“Emily Thornberry today refused to condemn John McDonnell for branding Esther McVey a ‘stain on humanity’. Ms Thornberry declined to comment on Mr McDonnell’s bitter attacks on Ms McVey, in which he was said ‘lynch the b****’. Mr McDonnell’s furious attacks in November 2014 have been widely reported and condemned as an example of abuse and harassment in politics. He has repeatedly refused to apologise but insisted he was only reporting calls for the MP to be lynched not demanding it himself. Ms Thornberry left herself open to an hypocrisy charge as her refusal to comment came as she condemned Tory appointee Toby Young as a ‘horrible man’ with a ‘disgusting attitude to women’ on the same programme.” – Daily Mail

  • Momentum shuts down youth wing over ‘vile social media attacks’ – Daily Mail


  • Why can’t the Tories get across that the real sexists and bigots are Corbyn’s Labour? – Stephen Glover, Daily Mail

>Today: Peter Franklin in Comment: Ruling political tribes 1) Labour. How the Left came in from the wilderness and drove the Blairites out.

Labour 2) Shadow Chancellor heads to Davos

“John McDonnell will head to a glittering summit of bankers and world leaders in Davos for the first time, it emerged tonight. The shadow chancellor, who has publicly scorned the global elite who attend the summit for his entire career, has accepted an invite to attend later this month. A spokesman said he lecture the World Economic Forum about the need to ‘rewrite the rules of the global economy’ and outline Labour’s alternative approach.  The invite to Mr McDonnell is a signal world leaders and the business community is taking Jeremy Corbyn and Labour more seriously. But senior Tory Michael Fabricant predicted Mr McDonnell would be politely listened to while he quotes Karl Marx’s Das Kapital and then be ignored.” – Daily Mail

  • Opposition plans to soak its class enemies are the politics of division – Daily Telegraph

Blow for Sturgeon as Scots reject a separate immigration system

“Nicola Sturgeon’s calls for Scotland to have it own immigration system was dealt a major blow after a poll found nearly two thirds of Scots are opposed to the plan. The SNP leader has repeated urged for Holyrood to be given new powers so it can let more EU nationals move there when border controls are tightened after Brexit. But a new survey by respected pollster Sir John Curtice found that 63 per cent of Scots want the same immigration as the rest of the UK. Meanwhile just 24 per cent of those surveyed said they want it to become easier for EU migrants to move north of the border.” – Daily Mail

  • Scottish justice minister blames watchdog as he denies ‘unlawful’ block on chief constable’s return – Daily Telegraph

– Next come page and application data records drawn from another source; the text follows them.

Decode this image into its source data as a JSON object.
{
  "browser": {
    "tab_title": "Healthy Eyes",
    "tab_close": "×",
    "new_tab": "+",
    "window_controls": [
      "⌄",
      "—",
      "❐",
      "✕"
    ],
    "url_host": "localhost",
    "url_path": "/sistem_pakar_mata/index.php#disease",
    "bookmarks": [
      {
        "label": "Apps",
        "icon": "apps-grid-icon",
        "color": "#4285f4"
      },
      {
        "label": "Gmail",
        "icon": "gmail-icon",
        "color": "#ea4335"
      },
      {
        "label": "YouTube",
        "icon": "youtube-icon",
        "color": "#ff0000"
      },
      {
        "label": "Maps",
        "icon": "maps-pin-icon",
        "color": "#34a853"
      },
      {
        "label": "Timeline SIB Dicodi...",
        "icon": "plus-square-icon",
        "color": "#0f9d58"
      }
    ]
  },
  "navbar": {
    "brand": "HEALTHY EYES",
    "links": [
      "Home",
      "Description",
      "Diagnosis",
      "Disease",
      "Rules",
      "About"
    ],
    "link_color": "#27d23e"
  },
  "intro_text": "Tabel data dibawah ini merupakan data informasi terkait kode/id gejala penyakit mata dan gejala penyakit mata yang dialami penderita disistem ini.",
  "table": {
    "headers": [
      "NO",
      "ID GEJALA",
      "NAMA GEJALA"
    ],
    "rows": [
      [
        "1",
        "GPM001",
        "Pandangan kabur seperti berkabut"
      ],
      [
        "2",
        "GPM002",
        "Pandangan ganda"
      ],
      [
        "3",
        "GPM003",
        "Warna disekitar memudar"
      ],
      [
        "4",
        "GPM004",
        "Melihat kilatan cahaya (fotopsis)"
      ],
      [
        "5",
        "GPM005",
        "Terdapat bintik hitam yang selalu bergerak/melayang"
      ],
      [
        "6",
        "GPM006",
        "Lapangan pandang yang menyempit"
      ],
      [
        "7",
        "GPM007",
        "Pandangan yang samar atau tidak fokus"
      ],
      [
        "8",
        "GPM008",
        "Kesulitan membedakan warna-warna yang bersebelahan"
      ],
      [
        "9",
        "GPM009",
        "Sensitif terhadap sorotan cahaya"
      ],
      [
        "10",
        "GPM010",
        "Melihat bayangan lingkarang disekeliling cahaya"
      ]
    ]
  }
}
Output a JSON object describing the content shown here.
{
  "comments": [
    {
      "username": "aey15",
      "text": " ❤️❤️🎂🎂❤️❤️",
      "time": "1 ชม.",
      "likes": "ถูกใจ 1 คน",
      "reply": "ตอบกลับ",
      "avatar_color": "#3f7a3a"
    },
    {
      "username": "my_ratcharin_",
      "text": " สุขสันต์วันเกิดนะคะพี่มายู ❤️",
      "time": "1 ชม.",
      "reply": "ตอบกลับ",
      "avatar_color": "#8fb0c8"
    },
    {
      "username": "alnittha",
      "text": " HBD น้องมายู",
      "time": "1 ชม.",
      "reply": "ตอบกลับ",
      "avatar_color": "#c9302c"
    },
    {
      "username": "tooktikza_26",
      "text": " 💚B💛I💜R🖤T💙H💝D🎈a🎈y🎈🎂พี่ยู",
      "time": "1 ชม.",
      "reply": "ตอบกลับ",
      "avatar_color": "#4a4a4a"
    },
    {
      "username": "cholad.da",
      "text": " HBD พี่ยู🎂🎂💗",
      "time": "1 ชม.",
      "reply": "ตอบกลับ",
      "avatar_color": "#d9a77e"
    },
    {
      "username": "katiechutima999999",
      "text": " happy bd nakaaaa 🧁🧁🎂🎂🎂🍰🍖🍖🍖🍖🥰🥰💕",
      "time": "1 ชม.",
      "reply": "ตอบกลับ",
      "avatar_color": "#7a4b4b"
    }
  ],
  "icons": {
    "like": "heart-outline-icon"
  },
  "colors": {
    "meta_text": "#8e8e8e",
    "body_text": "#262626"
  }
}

  • Time to end the police shambles… and the secrecy – Alan Cochrane, Daily Telegraph

>Yesterday: David Meikle in Local Government: In Glasgow, it is the Conservatives who offer the real opposition to the SNP

News in Brief:

  • The reshuffle highlights May’s three biggest weaknesses – James Forsyth, The Spectator
  • Nothing can undo the Prime Minister’s reputation for incompetence – Alex Massie, CapX
  • Three cheers for the French revolution against #metoo – Olivia Utley, Reaction
  • EU’s evolution shows why we can’t stay in the single market or customs union – Violi Sahaj, Brexit Central